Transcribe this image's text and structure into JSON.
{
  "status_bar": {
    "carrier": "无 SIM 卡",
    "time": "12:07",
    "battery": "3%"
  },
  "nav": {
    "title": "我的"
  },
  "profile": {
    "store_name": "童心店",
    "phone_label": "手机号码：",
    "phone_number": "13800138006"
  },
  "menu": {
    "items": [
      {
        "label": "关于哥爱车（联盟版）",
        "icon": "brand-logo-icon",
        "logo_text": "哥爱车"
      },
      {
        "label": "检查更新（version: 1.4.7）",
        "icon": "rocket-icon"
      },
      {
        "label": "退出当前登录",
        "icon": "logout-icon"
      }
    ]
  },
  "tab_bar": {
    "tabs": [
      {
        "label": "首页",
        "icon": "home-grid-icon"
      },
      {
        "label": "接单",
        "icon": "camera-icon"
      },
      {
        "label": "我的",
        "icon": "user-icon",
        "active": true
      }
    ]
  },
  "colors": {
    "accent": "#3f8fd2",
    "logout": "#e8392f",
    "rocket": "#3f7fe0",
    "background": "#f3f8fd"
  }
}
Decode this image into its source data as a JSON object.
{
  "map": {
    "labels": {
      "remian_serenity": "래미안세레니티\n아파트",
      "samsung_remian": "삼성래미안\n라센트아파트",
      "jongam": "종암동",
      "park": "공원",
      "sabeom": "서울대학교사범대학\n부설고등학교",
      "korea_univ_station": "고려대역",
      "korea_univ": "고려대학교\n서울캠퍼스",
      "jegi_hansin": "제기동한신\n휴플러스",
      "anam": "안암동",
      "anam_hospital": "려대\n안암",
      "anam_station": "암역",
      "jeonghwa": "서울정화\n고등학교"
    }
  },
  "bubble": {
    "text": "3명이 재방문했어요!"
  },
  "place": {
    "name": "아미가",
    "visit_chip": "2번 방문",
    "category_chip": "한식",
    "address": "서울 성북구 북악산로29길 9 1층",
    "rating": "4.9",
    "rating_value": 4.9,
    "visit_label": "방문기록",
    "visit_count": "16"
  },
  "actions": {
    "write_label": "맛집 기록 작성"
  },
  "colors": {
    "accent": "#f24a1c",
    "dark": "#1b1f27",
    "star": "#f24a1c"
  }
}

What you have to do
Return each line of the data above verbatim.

Result of this exercise
Transcribe this image's text and structure into JSON.
{
  "status_bar": {
    "carrier": "无 SIM 卡",
    "time": "12:07",
    "battery": "3%"
  },
  "nav": {
    "title": "我的"
  },
  "profile": {
    "store_name": "童心店",
    "phone_label": "手机号码：",
    "phone_number": "13800138006"
  },
  "menu": {
    "items": [
      {
        "label": "关于哥爱车（联盟版）",
        "icon": "brand-logo-icon",
        "logo_text": "哥爱车"
      },
      {
        "label": "检查更新（version: 1.4.7）",
        "icon": "rocket-icon"
      },
      {
        "label": "退出当前登录",
        "icon": "logout-icon"
      }
    ]
  },
  "tab_bar": {
    "tabs": [
      {
        "label": "首页",
        "icon": "home-grid-icon"
      },
      {
        "label": "接单",
        "icon": "camera-icon"
      },
      {
        "label": "我的",
        "icon": "user-icon",
        "active": true
      }
    ]
  },
  "colors": {
    "accent": "#3f8fd2",
    "logout": "#e8392f",
    "rocket": "#3f7fe0",
    "background": "#f3f8fd"
  }
}
Decode this image into its source data as a JSON object.
{
  "map": {
    "labels": {
      "remian_serenity": "래미안세레니티\n아파트",
      "samsung_remian": "삼성래미안\n라센트아파트",
      "jongam": "종암동",
      "park": "공원",
      "sabeom": "서울대학교사범대학\n부설고등학교",
      "korea_univ_station": "고려대역",
      "korea_univ": "고려대학교\n서울캠퍼스",
      "jegi_hansin": "제기동한신\n휴플러스",
      "anam": "안암동",
      "anam_hospital": "려대\n안암",
      "anam_station": "암역",
      "jeonghwa": "서울정화\n고등학교"
    }
  },
  "bubble": {
    "text": "3명이 재방문했어요!"
  },
  "place": {
    "name": "아미가",
    "visit_chip": "2번 방문",
    "category_chip": "한식",
    "address": "서울 성북구 북악산로29길 9 1층",
    "rating": "4.9",
    "rating_value": 4.9,
    "visit_label": "방문기록",
    "visit_count": "16"
  },
  "actions": {
    "write_label": "맛집 기록 작성"
  },
  "colors": {
    "accent": "#f24a1c",
    "dark": "#1b1f27",
    "star": "#f24a1c"
  }
}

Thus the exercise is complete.